*Centre for European Economic Research (ZEW), P.O. Box 10 34 43, 68034 Mannheim, Germany. Phone: +49 621 1235 149, Fax: +49 621 1235 223, email: firstname.lastname@example.org. Helpful comments from anonymous referees, Assar Lindbeck, Sten Nyberg, participants of the World Meeting of the Public Choice Society in Amsterdam 2007 and of the Research Seminar of the Freie Universität Berlin as well as competent research assistance by Benjamin Tanz and Björn Siggemann are gratefully acknowledged.
Is the Welfare State Self-Destructive? A Study of Government Benefit Morale
Version of Record online: 14 APR 2008

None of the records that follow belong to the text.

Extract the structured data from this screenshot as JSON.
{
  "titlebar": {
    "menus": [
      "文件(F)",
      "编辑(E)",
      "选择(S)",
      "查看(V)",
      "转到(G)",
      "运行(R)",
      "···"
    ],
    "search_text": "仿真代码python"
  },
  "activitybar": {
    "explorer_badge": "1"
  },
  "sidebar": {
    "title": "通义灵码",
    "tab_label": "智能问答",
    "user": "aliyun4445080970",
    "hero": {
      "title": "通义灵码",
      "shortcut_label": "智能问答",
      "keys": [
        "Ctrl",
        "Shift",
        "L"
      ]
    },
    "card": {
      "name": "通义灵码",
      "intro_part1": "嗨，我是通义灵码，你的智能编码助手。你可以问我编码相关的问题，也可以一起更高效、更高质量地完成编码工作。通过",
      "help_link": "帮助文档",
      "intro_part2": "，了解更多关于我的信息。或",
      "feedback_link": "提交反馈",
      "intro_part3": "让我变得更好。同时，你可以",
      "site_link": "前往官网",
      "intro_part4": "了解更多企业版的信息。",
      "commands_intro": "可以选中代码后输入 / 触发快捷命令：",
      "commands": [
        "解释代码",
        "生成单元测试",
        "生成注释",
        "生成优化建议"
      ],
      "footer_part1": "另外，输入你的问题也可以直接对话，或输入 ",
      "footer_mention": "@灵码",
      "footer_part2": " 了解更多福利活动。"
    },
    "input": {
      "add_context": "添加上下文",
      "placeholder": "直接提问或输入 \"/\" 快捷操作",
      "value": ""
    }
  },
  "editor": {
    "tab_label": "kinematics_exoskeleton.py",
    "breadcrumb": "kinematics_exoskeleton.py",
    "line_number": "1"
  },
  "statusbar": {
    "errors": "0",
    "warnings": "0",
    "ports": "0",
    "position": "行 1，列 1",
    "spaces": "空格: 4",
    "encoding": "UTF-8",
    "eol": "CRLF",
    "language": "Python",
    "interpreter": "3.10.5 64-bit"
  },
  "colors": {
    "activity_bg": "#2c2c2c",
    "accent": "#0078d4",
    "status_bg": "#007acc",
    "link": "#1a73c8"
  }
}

© 2008 The Authors
Volume 61, Issue 2, pages 237–257, May 2008
How to Cite
Heinemann, F. (2008), Is the Welfare State Self-Destructive? A Study of Government Benefit Morale. Kyklos, 61: 237–257. doi: 10.1111/j.1467-6435.2008.00400.x
- Issue online: 14 APR 2008
- Version of Record online: 14 APR 2008
The concern that generous welfare state institutions may in the long-run undermine social norms which limit the disincentives of social security systems is as old as the welfare state itself. Already in the 1930s, Franklin D. Roosevelt warned of the ‘moral disintegration’ effect of welfare dependency. This study assesses the empirical validity of this concern. Based on the results of four waves of the World Value Surveys the individual and country-specific determinants of benefit morale – defined as the reluctance to claim government benefits without legal entitlement – are analysed. The results support the empirical relevance of these worries: In the long-run an increase of government benefits and unemployment is associated with deteriorating welfare state ethics.